When I first moved into this house there were two things sitting right outside the back door. Once was an ivy-covered hump* and the other was a bird bath. The bird bath was a concrete, flouncy construction involving a boy holding a dish with his modesty protected by a draping sash. I think it fair to say this was not something that I immediately took to.
After about a week, maybe two, but not long, he was moved to prop up a bit of falling down fence that was definitely out of sight, out of mind. I had no idea how much a concrete birdbath weighed but I can tell you this little fella is heavy! The dish was removed first and then the boy followed. I promptly forgot all about him. He had been given a job to do and he was duly getting on with it. Sorted.
Years passed, I really had forgotten about him altogether. I had started to think about buying a statue-type-thing to go with the piles of stones at the top of the garden in a sort of grotto-esque type way. This is very definitely a tongue-in-cheek move, no one should think for one minute that my garden is of the type to involve a grotto, even though in many ways I would dearly love one. This is a fine example taken during a visit to Croombe Park a few years ago, complete with Brenda, I think I would still like a Brenda really.
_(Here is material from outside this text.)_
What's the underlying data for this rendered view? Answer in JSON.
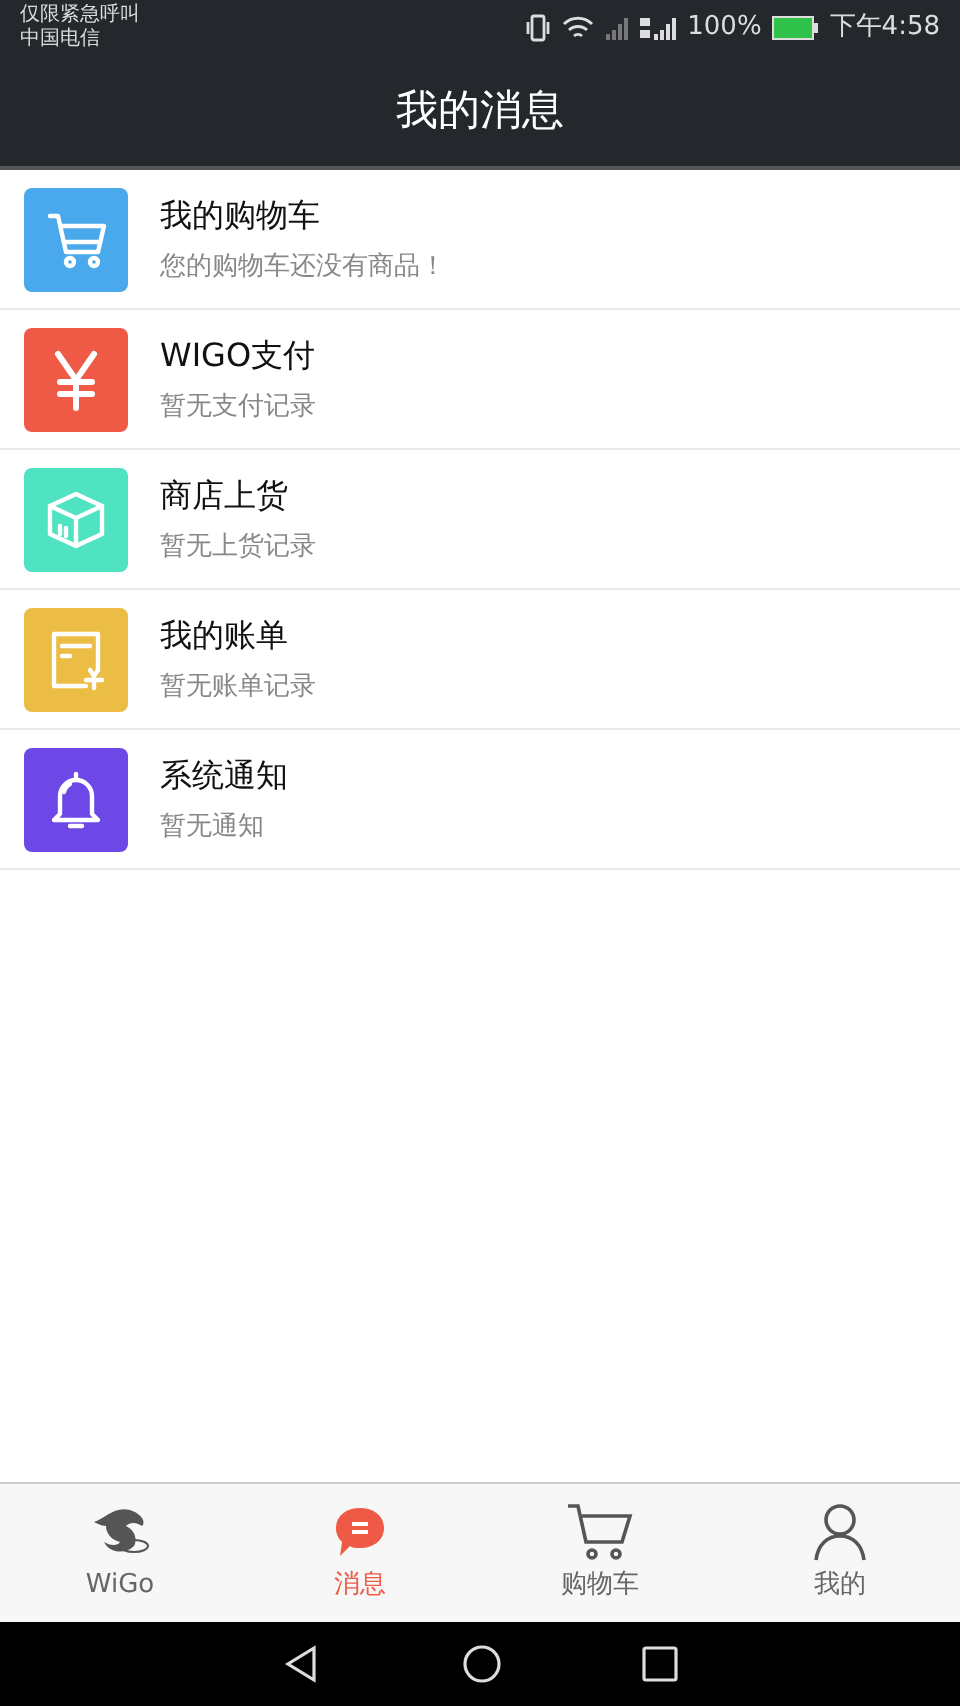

Last year I decided I needed to reinforce the side boundary of my garden with chicken wire to try and keep dogs from out of the garden. I live close to a popular dog walking site and people like to let their dogs loose not on a lead. This would be fine but they wander off too far and sometimes end up in my garden. My cats do not appreciate this and I worry hugely for my eldest cat Geoffrey who at 19 years old is not able to run away very quickly. So, chicken wire was being installed and this turned out to be a thorny and scratchy job as I worked my way along the hawthorn hedging. Then I came to the bit that I had patched with a bit of wood and said birdbath boy. Why was I looking for a Brenda when I had Billy Birdbath? I moved him away from his task and continued fixing the fence. I moved him to one side so I could think about him a bit more. I mean, he is many things but he is a) not a Brenda and b) a birdbath boy without a birdbath (this is a good thing really, he did look a total twerp when carrying a flouncy bath, he now looks like a cherub waiter).
There he is, still waiting, for most of the summer he was totally obscured by four foot high nettles. I re-found him last week as I was pruning back the hedging and checking all was well. He had not been forgotten in the last year, just sort of overlooked.
So I took a moment to think about him again, do I want a cherub waiter in the garden or do I actually like his half-hidden, Looby-loo existence, where I only see him part of the year and the rest of the time he is free to skip and play as he likes?
Even as I think this I blink, at which point I know his fate (and maybe my own) is sealed. He is now the blink statue, too reminiscent of the weeping angel cherubs in the final Dr Who episode for Amy and Rory in ‘The Angels Take Manhatten’. I can almost hear him chuckling.
I walk away from him, backwards, not taking my eyes of him…..….
“Don't turn your back. Don't look away. And don't blink. Good Luck.” (Dr Who, Blink, 2007)
* the truth of the ivy-covered hump is a story yet to be told.